**WORK TASK:** Set down all of the data exactly. Pictures stay out of the copy.
BEGIN
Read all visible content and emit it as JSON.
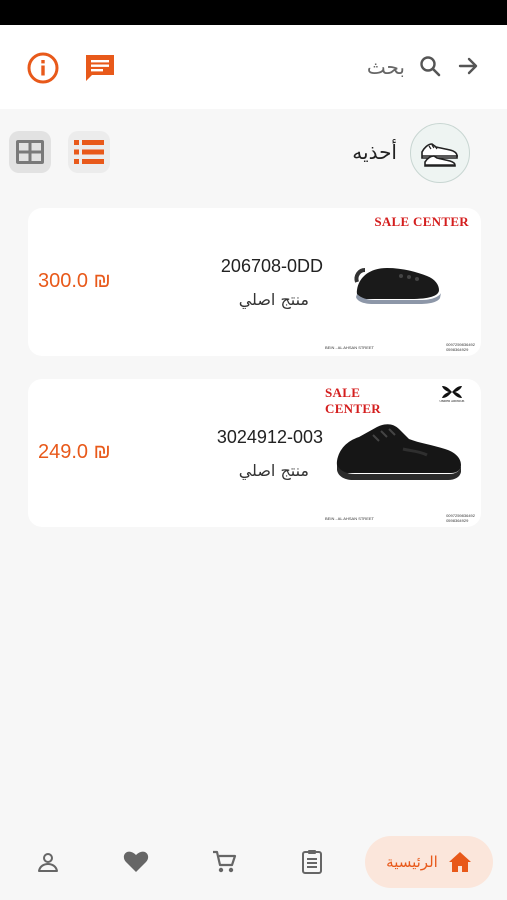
{
  "header": {
    "search_label": "بحث",
    "icons": [
      "arrow-forward-icon",
      "search-icon",
      "chat-icon",
      "info-icon"
    ]
  },
  "category": {
    "title": "أحذيه",
    "icon": "sneakers-icon"
  },
  "products": [
    {
      "code": "206708-0DD",
      "subtitle": "منتج اصلي",
      "price": "300.0",
      "currency": "₪",
      "badge": "SALE CENTER",
      "store_address": "BEIN - AL AHSAN STREET",
      "store_phones": "0097259836492\n0598364929"
    },
    {
      "code": "3024912-003",
      "subtitle": "منتج اصلي",
      "price": "249.0",
      "currency": "₪",
      "badge": "SALE CENTER",
      "store_address": "BEIN - AL AHSAN STREET",
      "store_phones": "0097259836492\n0598364929",
      "brand": "UNDER ARMOUR"
    }
  ],
  "bottom_nav": {
    "home_label": "الرئيسية"
  },
  "colors": {
    "accent": "#e8591a",
    "accent_light": "#fbe6db",
    "sale_red": "#d41e1e"
  }
}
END
**ANSWER TO THE PROBLEM:**
Read all visible content and emit it as JSON.
{
  "header": {
    "search_label": "بحث",
    "icons": [
      "arrow-forward-icon",
      "search-icon",
      "chat-icon",
      "info-icon"
    ]
  },
  "category": {
    "title": "أحذيه",
    "icon": "sneakers-icon"
  },
  "products": [
    {
      "code": "206708-0DD",
      "subtitle": "منتج اصلي",
      "price": "300.0",
      "currency": "₪",
      "badge": "SALE CENTER",
      "store_address": "BEIN - AL AHSAN STREET",
      "store_phones": "0097259836492\n0598364929"
    },
    {
      "code": "3024912-003",
      "subtitle": "منتج اصلي",
      "price": "249.0",
      "currency": "₪",
      "badge": "SALE CENTER",
      "store_address": "BEIN - AL AHSAN STREET",
      "store_phones": "0097259836492\n0598364929",
      "brand": "UNDER ARMOUR"
    }
  ],
  "bottom_nav": {
    "home_label": "الرئيسية"
  },
  "colors": {
    "accent": "#e8591a",
    "accent_light": "#fbe6db",
    "sale_red": "#d41e1e"
  }
}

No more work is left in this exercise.